**WHAT IS EXPECTED:** Below are entries; tally how many lines hold the string "chevron" and answer with only that figure.
───
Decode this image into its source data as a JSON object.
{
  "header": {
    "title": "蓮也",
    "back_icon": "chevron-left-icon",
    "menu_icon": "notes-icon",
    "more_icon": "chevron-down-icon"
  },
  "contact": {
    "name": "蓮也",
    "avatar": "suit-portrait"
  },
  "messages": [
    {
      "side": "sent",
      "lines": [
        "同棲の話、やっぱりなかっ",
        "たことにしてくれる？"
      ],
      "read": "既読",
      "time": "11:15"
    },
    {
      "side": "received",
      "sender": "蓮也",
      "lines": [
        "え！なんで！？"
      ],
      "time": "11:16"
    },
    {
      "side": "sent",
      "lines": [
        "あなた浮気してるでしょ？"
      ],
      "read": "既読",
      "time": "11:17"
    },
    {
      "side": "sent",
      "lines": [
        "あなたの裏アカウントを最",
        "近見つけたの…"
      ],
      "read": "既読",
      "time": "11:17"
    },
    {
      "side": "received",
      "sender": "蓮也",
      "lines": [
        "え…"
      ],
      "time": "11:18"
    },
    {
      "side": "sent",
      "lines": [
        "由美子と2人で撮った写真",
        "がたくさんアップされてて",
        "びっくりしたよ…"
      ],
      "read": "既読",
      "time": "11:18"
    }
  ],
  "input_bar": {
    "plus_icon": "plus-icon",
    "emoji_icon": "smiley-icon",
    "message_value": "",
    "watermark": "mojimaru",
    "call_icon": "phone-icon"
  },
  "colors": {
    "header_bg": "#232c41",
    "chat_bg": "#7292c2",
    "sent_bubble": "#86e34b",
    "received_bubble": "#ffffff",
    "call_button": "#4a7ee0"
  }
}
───
**RESPONSE BELOW:** 2